By Jim Schutze
By Rachel Watts
By Lauren Drewes Daniels
By Anna Merlan
By Lee Escobedo
By Eric Nicholson
Kay is the NRA
A few weeks back, millionaire Dallas Democrat Richard Fisher publicly challenged his old nemesis, Senator Kay Bailey Hutchison, to follow the lead of former President George Bush and resign her much-touted membership in the National Rifle Association.
Neither Fisher nor Hutchison's constituents ever got an answer.
Bush was outraged by the NRA's description of federal agents as, among other things, "jack-booted thugs."
Fisher, who unsuccessfully challenged Republican Hutchison in 1994, faxed her--and the media--a letter asking if she intended to resign her membership too.
A follow-up Dallas Morning News item, which noted that Hutchison had received campaign contributions from the NRA, extracted a statement from the senator that Fisher's letter was an attempt to score some "cheap political points"--but never addressed the issue of what she would do.
Fisher tells Buzz he was disappointed but not surprised that the senator dodged his query. "During the campaign she was very pro-NRA and bragged that she carried a .38 on her," Fisher says. "If she supports the NRA and its leadership, she ought to take a stand and say so."
When Buzz pressed Hutchison's Washington office for a more on-target answer, a spokesman replied that Hutchison is still an NRA member and has no intention of withdrawing her membership "at this time."
As happy as we are that Dallas has finally exited the 1950s to elect its first nonwhite mayor, we couldn't help but be appalled at how, in typical Big D fashion, everyone promptly went overboard.
Amid tears of joy, flag waving, and the Turtle Creek Chorale belting out "We Shall Overcome," everyone at Ron Kirk's swearing in-cum-pep rally seemed to have forgotten that he is a former state bureaucrat (a less-than-flattering label these days) and lawyer-lobbyist (at times for the liquor business, no less). Worse, he has yet to disentangle himself from some un-sightly conflicts of interest with the business community.
More significantly, in a city-manager government, he has but one vote, along with 14 City Council members who make the Balkan states look harmonious.

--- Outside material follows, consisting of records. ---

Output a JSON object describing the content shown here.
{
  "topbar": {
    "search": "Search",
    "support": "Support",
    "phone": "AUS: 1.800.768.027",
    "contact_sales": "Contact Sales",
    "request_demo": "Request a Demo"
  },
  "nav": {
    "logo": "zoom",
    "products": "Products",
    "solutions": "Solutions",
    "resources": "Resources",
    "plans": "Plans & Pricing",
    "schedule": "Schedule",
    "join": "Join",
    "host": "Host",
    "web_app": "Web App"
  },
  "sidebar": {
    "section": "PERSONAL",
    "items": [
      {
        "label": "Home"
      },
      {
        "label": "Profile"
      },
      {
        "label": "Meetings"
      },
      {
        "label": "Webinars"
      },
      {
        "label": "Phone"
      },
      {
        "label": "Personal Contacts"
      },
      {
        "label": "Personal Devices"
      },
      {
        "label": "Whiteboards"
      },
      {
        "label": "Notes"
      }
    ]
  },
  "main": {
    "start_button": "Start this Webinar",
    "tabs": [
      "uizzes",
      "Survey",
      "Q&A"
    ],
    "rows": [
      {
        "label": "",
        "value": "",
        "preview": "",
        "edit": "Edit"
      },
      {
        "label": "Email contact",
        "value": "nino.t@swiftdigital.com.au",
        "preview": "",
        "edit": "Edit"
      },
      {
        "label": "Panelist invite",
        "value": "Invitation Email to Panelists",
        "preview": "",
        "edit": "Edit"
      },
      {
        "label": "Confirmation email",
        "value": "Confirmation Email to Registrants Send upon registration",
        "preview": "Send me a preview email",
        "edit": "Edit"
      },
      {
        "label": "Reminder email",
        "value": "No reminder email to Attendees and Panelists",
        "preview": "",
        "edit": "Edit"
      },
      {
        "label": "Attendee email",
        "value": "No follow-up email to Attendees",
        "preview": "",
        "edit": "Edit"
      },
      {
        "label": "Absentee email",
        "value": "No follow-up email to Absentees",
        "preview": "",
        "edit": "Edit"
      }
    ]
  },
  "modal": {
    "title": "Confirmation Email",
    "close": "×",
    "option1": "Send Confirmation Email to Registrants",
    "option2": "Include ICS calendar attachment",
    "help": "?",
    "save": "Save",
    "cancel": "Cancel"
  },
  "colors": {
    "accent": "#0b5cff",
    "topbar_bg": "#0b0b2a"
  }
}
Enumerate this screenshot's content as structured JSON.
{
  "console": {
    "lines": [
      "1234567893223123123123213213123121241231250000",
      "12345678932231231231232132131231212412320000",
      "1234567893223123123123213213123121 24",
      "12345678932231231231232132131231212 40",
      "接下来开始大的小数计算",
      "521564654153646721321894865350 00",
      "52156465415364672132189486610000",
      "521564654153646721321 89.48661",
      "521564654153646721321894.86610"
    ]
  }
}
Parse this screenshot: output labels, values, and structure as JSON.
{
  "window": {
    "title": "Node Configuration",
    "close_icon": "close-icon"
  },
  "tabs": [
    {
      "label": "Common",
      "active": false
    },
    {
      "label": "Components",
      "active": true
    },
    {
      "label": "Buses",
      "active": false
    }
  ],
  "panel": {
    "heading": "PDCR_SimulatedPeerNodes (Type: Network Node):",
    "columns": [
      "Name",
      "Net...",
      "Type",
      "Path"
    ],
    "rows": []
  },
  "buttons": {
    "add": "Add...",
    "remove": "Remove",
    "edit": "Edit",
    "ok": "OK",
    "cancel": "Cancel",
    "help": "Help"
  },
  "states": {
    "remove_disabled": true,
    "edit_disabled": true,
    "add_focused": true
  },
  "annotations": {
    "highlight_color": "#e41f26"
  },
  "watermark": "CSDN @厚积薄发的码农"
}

Lest anyone forget that point, at Kirk's first council meeting, the horror began anew. Charlotte Mayes and Chris Luna got into a catfight over who would be--ready for this?--deputy mayor pro tem. It ended after a closed session of arm-twisting (so much for a dawning of open government under Kirk) with Luna winning out and weeping for, ahem, joy .
As Ron has found out--or surely will--it's still Dallas. Saying "the blame game is over" doesn't necessarily make it so.
Maybe Donna Halstead summed up the city's curious mixture of cynicism and hope best a few days before Kirk's swearing in. When asked by KRLD talk-show host Jody Dean how long the honeymoon between Kirk and the council would last, Halstead replied, "Indefinitely. Ron has such a strong personality, and he really believes all that baloney about everyone working together for the good of the city.